- _Data items_
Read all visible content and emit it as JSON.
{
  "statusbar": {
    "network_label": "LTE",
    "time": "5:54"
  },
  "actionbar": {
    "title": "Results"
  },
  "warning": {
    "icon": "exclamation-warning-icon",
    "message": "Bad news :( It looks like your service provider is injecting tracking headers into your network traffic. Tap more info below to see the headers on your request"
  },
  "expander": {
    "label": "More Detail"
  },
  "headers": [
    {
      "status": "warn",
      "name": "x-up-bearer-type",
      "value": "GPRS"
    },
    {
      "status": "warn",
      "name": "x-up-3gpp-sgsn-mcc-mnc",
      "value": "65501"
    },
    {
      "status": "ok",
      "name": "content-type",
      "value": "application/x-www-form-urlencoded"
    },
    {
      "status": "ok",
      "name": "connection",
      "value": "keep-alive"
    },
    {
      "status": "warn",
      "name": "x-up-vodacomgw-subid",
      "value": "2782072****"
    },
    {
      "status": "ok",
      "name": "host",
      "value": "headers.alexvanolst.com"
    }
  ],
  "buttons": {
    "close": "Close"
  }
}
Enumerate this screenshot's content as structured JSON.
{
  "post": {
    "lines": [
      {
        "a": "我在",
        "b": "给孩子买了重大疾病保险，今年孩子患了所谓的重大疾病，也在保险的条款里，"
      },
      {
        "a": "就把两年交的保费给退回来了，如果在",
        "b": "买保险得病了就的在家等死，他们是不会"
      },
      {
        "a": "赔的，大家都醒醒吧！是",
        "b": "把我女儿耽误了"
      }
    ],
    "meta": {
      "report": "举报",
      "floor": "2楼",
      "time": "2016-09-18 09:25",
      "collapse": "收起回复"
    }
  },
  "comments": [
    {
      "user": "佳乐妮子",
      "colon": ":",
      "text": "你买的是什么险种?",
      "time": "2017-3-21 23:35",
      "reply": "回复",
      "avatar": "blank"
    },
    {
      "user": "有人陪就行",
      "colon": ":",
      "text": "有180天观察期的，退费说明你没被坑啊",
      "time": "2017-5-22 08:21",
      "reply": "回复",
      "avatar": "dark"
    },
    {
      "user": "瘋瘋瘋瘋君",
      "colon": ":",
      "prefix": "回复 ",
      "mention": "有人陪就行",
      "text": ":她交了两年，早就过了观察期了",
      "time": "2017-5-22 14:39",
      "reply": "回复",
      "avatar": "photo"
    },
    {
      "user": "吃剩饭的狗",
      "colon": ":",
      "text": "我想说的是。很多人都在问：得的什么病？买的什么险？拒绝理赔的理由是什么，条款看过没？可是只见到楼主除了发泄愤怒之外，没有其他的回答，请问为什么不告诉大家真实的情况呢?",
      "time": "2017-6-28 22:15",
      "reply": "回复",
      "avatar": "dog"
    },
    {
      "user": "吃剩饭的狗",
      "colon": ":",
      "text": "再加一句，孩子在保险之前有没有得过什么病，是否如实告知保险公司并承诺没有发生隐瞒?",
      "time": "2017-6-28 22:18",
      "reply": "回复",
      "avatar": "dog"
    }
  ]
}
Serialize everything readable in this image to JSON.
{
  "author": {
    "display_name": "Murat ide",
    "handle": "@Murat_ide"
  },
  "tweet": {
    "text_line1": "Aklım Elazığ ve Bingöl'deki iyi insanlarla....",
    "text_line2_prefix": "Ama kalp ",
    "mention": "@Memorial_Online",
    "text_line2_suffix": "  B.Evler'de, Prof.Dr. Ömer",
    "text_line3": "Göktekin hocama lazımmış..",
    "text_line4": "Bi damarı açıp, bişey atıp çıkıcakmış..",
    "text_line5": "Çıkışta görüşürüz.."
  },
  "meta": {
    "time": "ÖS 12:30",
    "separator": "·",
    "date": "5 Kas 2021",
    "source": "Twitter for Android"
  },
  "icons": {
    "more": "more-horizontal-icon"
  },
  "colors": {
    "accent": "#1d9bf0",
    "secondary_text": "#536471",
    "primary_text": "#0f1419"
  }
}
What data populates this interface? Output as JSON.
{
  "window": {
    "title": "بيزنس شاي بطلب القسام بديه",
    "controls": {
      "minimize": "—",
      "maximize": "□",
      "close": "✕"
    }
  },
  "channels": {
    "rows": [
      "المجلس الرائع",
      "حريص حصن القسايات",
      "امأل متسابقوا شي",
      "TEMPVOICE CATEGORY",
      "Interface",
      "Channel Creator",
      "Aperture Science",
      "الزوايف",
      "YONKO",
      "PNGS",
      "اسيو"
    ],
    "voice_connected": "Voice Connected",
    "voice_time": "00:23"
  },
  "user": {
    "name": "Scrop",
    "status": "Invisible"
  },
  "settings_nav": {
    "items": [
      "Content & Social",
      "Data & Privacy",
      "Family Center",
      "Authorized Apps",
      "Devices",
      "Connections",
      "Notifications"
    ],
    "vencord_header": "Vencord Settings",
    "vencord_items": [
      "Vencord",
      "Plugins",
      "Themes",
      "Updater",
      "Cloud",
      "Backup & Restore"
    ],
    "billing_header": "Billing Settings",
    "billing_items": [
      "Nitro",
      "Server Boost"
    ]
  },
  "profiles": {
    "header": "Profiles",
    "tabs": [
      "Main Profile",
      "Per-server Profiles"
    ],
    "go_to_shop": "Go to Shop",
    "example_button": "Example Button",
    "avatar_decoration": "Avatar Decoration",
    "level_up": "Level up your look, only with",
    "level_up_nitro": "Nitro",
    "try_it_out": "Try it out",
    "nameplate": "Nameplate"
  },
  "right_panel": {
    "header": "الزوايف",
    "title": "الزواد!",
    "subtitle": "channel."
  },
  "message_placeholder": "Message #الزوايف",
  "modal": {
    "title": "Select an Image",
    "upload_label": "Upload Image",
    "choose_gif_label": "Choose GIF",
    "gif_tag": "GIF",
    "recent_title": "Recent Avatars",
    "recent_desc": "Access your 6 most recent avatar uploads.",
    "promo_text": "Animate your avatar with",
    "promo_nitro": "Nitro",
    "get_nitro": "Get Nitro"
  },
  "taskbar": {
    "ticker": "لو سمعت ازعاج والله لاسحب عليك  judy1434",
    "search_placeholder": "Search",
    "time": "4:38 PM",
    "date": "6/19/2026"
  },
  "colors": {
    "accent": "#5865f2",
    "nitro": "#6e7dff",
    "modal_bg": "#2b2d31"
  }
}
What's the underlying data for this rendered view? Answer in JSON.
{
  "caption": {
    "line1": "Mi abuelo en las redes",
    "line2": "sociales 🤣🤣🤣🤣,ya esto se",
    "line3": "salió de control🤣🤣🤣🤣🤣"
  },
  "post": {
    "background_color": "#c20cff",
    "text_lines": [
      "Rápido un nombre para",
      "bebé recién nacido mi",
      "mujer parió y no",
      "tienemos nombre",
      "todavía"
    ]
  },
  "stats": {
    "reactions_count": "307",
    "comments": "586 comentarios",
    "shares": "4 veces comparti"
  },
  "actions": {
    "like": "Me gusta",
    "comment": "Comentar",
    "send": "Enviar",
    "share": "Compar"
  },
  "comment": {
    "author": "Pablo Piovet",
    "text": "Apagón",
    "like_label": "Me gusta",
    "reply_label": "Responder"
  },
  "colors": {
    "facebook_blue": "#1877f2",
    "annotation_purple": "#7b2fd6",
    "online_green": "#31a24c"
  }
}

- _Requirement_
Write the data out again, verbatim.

- _Result for this task_
Read all visible content and emit it as JSON.
{
  "statusbar": {
    "network_label": "LTE",
    "time": "5:54"
  },
  "actionbar": {
    "title": "Results"
  },
  "warning": {
    "icon": "exclamation-warning-icon",
    "message": "Bad news :( It looks like your service provider is injecting tracking headers into your network traffic. Tap more info below to see the headers on your request"
  },
  "expander": {
    "label": "More Detail"
  },
  "headers": [
    {
      "status": "warn",
      "name": "x-up-bearer-type",
      "value": "GPRS"
    },
    {
      "status": "warn",
      "name": "x-up-3gpp-sgsn-mcc-mnc",
      "value": "65501"
    },
    {
      "status": "ok",
      "name": "content-type",
      "value": "application/x-www-form-urlencoded"
    },
    {
      "status": "ok",
      "name": "connection",
      "value": "keep-alive"
    },
    {
      "status": "warn",
      "name": "x-up-vodacomgw-subid",
      "value": "2782072****"
    },
    {
      "status": "ok",
      "name": "host",
      "value": "headers.alexvanolst.com"
    }
  ],
  "buttons": {
    "close": "Close"
  }
}
Enumerate this screenshot's content as structured JSON.
{
  "post": {
    "lines": [
      {
        "a": "我在",
        "b": "给孩子买了重大疾病保险，今年孩子患了所谓的重大疾病，也在保险的条款里，"
      },
      {
        "a": "就把两年交的保费给退回来了，如果在",
        "b": "买保险得病了就的在家等死，他们是不会"
      },
      {
        "a": "赔的，大家都醒醒吧！是",
        "b": "把我女儿耽误了"
      }
    ],
    "meta": {
      "report": "举报",
      "floor": "2楼",
      "time": "2016-09-18 09:25",
      "collapse": "收起回复"
    }
  },
  "comments": [
    {
      "user": "佳乐妮子",
      "colon": ":",
      "text": "你买的是什么险种?",
      "time": "2017-3-21 23:35",
      "reply": "回复",
      "avatar": "blank"
    },
    {
      "user": "有人陪就行",
      "colon": ":",
      "text": "有180天观察期的，退费说明你没被坑啊",
      "time": "2017-5-22 08:21",
      "reply": "回复",
      "avatar": "dark"
    },
    {
      "user": "瘋瘋瘋瘋君",
      "colon": ":",
      "prefix": "回复 ",
      "mention": "有人陪就行",
      "text": ":她交了两年，早就过了观察期了",
      "time": "2017-5-22 14:39",
      "reply": "回复",
      "avatar": "photo"
    },
    {
      "user": "吃剩饭的狗",
      "colon": ":",
      "text": "我想说的是。很多人都在问：得的什么病？买的什么险？拒绝理赔的理由是什么，条款看过没？可是只见到楼主除了发泄愤怒之外，没有其他的回答，请问为什么不告诉大家真实的情况呢?",
      "time": "2017-6-28 22:15",
      "reply": "回复",
      "avatar": "dog"
    },
    {
      "user": "吃剩饭的狗",
      "colon": ":",
      "text": "再加一句，孩子在保险之前有没有得过什么病，是否如实告知保险公司并承诺没有发生隐瞒?",
      "time": "2017-6-28 22:18",
      "reply": "回复",
      "avatar": "dog"
    }
  ]
}
Serialize everything readable in this image to JSON.
{
  "author": {
    "display_name": "Murat ide",
    "handle": "@Murat_ide"
  },
  "tweet": {
    "text_line1": "Aklım Elazığ ve Bingöl'deki iyi insanlarla....",
    "text_line2_prefix": "Ama kalp ",
    "mention": "@Memorial_Online",
    "text_line2_suffix": "  B.Evler'de, Prof.Dr. Ömer",
    "text_line3": "Göktekin hocama lazımmış..",
    "text_line4": "Bi damarı açıp, bişey atıp çıkıcakmış..",
    "text_line5": "Çıkışta görüşürüz.."
  },
  "meta": {
    "time": "ÖS 12:30",
    "separator": "·",
    "date": "5 Kas 2021",
    "source": "Twitter for Android"
  },
  "icons": {
    "more": "more-horizontal-icon"
  },
  "colors": {
    "accent": "#1d9bf0",
    "secondary_text": "#536471",
    "primary_text": "#0f1419"
  }
}
What data populates this interface? Output as JSON.
{
  "window": {
    "title": "بيزنس شاي بطلب القسام بديه",
    "controls": {
      "minimize": "—",
      "maximize": "□",
      "close": "✕"
    }
  },
  "channels": {
    "rows": [
      "المجلس الرائع",
      "حريص حصن القسايات",
      "امأل متسابقوا شي",
      "TEMPVOICE CATEGORY",
      "Interface",
      "Channel Creator",
      "Aperture Science",
      "الزوايف",
      "YONKO",
      "PNGS",
      "اسيو"
    ],
    "voice_connected": "Voice Connected",
    "voice_time": "00:23"
  },
  "user": {
    "name": "Scrop",
    "status": "Invisible"
  },
  "settings_nav": {
    "items": [
      "Content & Social",
      "Data & Privacy",
      "Family Center",
      "Authorized Apps",
      "Devices",
      "Connections",
      "Notifications"
    ],
    "vencord_header": "Vencord Settings",
    "vencord_items": [
      "Vencord",
      "Plugins",
      "Themes",
      "Updater",
      "Cloud",
      "Backup & Restore"
    ],
    "billing_header": "Billing Settings",
    "billing_items": [
      "Nitro",
      "Server Boost"
    ]
  },
  "profiles": {
    "header": "Profiles",
    "tabs": [
      "Main Profile",
      "Per-server Profiles"
    ],
    "go_to_shop": "Go to Shop",
    "example_button": "Example Button",
    "avatar_decoration": "Avatar Decoration",
    "level_up": "Level up your look, only with",
    "level_up_nitro": "Nitro",
    "try_it_out": "Try it out",
    "nameplate": "Nameplate"
  },
  "right_panel": {
    "header": "الزوايف",
    "title": "الزواد!",
    "subtitle": "channel."
  },
  "message_placeholder": "Message #الزوايف",
  "modal": {
    "title": "Select an Image",
    "upload_label": "Upload Image",
    "choose_gif_label": "Choose GIF",
    "gif_tag": "GIF",
    "recent_title": "Recent Avatars",
    "recent_desc": "Access your 6 most recent avatar uploads.",
    "promo_text": "Animate your avatar with",
    "promo_nitro": "Nitro",
    "get_nitro": "Get Nitro"
  },
  "taskbar": {
    "ticker": "لو سمعت ازعاج والله لاسحب عليك  judy1434",
    "search_placeholder": "Search",
    "time": "4:38 PM",
    "date": "6/19/2026"
  },
  "colors": {
    "accent": "#5865f2",
    "nitro": "#6e7dff",
    "modal_bg": "#2b2d31"
  }
}
What's the underlying data for this rendered view? Answer in JSON.
{
  "caption": {
    "line1": "Mi abuelo en las redes",
    "line2": "sociales 🤣🤣🤣🤣,ya esto se",
    "line3": "salió de control🤣🤣🤣🤣🤣"
  },
  "post": {
    "background_color": "#c20cff",
    "text_lines": [
      "Rápido un nombre para",
      "bebé recién nacido mi",
      "mujer parió y no",
      "tienemos nombre",
      "todavía"
    ]
  },
  "stats": {
    "reactions_count": "307",
    "comments": "586 comentarios",
    "shares": "4 veces comparti"
  },
  "actions": {
    "like": "Me gusta",
    "comment": "Comentar",
    "send": "Enviar",
    "share": "Compar"
  },
  "comment": {
    "author": "Pablo Piovet",
    "text": "Apagón",
    "like_label": "Me gusta",
    "reply_label": "Responder"
  },
  "colors": {
    "facebook_blue": "#1877f2",
    "annotation_purple": "#7b2fd6",
    "online_green": "#31a24c"
  }
}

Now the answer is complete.